And generally speaking, Jewish tradition takes integrity really seriously. Rambam teaches that we should never “be one thing in mouth and another in heart,” that our insides should match our outsides, that deceiving another human being is like stealing their mind and we should never do it.
So why are most of our sages okay with what Rebecca did here? Most of the sages of Jewish tradition argue that this wasn’t really a deception, because our mystics teach that Jacob’s soul was formed first in the womb. His essence was special. They see Rebecca as helping Jacob become who he truly is.
My friend R. Mike Moskowitz compares it to someone coming out and changing their clothing style. When Jacob changes his outward appearance, with Esau’s borrowed clothes and the goat skins on his arms, now his dad is finally able to experience him as he’s always seen himself, as he truly is.

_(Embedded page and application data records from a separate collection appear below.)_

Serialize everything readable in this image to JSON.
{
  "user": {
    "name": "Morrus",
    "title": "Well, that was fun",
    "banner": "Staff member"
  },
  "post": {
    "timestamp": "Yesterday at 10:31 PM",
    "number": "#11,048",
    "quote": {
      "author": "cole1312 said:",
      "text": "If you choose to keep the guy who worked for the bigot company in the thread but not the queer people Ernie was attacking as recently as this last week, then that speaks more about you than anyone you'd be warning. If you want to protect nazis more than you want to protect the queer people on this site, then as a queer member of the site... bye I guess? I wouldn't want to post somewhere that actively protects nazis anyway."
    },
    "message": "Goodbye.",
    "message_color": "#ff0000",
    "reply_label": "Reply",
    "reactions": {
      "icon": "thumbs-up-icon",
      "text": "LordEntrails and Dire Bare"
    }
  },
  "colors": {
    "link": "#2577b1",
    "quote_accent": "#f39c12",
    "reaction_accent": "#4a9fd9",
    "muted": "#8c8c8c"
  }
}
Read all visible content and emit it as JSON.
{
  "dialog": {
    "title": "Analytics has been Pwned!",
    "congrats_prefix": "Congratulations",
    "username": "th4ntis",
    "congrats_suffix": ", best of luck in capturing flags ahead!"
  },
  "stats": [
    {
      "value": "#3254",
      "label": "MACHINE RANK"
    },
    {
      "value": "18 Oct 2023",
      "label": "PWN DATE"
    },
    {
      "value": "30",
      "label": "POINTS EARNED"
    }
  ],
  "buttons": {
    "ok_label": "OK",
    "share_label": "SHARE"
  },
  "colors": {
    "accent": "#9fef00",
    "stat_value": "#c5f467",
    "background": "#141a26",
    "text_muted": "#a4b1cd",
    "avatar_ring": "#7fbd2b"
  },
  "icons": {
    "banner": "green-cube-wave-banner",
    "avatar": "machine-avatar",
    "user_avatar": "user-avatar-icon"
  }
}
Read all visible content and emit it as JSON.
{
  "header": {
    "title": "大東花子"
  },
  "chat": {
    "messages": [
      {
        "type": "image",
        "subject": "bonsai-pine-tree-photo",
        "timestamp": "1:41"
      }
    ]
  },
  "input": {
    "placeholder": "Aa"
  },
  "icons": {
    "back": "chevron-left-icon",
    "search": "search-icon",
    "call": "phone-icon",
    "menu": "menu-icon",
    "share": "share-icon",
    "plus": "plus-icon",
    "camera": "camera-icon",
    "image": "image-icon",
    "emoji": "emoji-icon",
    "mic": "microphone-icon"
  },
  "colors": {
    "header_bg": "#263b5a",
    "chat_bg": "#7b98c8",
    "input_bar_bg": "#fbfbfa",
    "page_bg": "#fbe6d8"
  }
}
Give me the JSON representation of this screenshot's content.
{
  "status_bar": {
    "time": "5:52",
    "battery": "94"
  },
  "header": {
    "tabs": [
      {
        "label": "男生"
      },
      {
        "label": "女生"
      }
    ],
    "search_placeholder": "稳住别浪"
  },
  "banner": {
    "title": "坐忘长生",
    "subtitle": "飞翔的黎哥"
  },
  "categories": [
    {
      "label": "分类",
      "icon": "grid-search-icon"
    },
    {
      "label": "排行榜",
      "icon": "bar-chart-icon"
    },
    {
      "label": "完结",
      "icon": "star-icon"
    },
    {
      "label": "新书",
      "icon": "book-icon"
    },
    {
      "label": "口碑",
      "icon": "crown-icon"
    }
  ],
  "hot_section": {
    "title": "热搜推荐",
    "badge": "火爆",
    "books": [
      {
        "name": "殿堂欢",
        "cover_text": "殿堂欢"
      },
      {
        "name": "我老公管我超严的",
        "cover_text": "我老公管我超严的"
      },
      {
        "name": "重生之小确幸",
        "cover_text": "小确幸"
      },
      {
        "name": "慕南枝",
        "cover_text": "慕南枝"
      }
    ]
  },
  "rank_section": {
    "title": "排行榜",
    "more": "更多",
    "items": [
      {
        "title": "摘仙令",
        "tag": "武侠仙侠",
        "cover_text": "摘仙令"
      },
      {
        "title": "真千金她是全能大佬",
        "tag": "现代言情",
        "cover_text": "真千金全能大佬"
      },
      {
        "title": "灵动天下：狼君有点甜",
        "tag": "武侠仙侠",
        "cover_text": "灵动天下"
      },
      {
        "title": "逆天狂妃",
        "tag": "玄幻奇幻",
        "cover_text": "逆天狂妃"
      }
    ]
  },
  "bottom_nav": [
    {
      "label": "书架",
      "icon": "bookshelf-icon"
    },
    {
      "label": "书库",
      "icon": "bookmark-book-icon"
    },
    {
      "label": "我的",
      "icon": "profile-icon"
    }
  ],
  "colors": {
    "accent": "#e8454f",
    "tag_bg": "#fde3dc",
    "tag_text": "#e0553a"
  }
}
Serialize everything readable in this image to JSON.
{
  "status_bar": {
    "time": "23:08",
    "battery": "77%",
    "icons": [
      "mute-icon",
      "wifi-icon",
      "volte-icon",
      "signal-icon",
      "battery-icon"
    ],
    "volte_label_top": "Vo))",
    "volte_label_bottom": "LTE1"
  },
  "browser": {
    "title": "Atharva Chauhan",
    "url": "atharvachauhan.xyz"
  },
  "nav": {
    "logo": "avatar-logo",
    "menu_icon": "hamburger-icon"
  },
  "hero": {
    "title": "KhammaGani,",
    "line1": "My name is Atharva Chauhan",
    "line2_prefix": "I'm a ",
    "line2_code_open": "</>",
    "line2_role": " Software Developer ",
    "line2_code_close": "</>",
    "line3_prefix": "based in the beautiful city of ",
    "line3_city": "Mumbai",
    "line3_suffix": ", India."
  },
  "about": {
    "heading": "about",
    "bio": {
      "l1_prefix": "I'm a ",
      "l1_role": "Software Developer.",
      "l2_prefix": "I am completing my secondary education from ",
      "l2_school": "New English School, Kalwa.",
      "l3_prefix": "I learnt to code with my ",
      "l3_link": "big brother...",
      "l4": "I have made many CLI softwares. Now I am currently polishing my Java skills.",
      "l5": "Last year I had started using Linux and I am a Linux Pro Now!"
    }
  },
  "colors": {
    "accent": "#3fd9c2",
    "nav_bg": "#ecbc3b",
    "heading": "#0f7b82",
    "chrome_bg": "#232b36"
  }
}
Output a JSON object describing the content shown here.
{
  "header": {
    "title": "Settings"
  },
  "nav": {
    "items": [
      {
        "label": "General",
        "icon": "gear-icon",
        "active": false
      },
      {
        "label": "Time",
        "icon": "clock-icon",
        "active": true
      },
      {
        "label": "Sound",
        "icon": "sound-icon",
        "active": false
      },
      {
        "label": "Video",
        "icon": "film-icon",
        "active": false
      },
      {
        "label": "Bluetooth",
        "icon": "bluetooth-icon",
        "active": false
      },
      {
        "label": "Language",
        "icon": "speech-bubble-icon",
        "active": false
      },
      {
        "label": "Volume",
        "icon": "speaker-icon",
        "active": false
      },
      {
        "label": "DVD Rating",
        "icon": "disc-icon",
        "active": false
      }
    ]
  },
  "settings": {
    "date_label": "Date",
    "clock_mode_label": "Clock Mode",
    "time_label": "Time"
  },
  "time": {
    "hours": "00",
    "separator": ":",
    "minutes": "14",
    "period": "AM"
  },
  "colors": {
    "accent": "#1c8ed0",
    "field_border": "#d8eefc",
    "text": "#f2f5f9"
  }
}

I like that interpretation. I agree that parents need to see our kids as they truly are! But for me, it’s a stretch to read these verses that way. If we choose to do that, I think we need to be honest with ourselves that we’re doing a lot of work to make Rebecca’s actions okay when on the surface, they just aren’t.
Maybe what Torah is teaching us here is that even our patriarchs and matriarchs were human just like us, and they made mistakes, just like us.
Because even if you want to argue that only the outcomes matter — the choice that Rebecca makes harms Esau, at minimum. And I think we can make a case that this choice harms Jacob and Isaac’s relationship, too. Even if her intentions were good, Rebecca’s choice has negative impacts on the entire family.
(Just wait until you see how Jacob’s kids treat each other. Let’s just say the unfortunate tradition of parental favoritism doesn’t stop here, and the next generation is a little bit of a mess as a result. Maybe you remember a kid named Joseph, whose brothers hate him so much they sell him into slavery…)
I wish that Rebecca had been able to say to Jacob: don’t worry about your brother, just go be real with your dad. Tell him you love him, and ask him for the blessing you most need. Ask him for the blessing you’re going to need after he dies. Ask him for the blessing that will help you set off on life’s journey.
And as for me, I bless you to be continually growing and changing, to wrestle with our traditions and with God, and to always act with integrity as you live into the wholeness of who you are. I wish that Rebecca had been able to say something like that to Jacob. But at least I can say it now to you.
This is Rabbi Rachel’s d’varling from Shabbat morning services at CBI (cross-posted to Velveteen Rabbi.)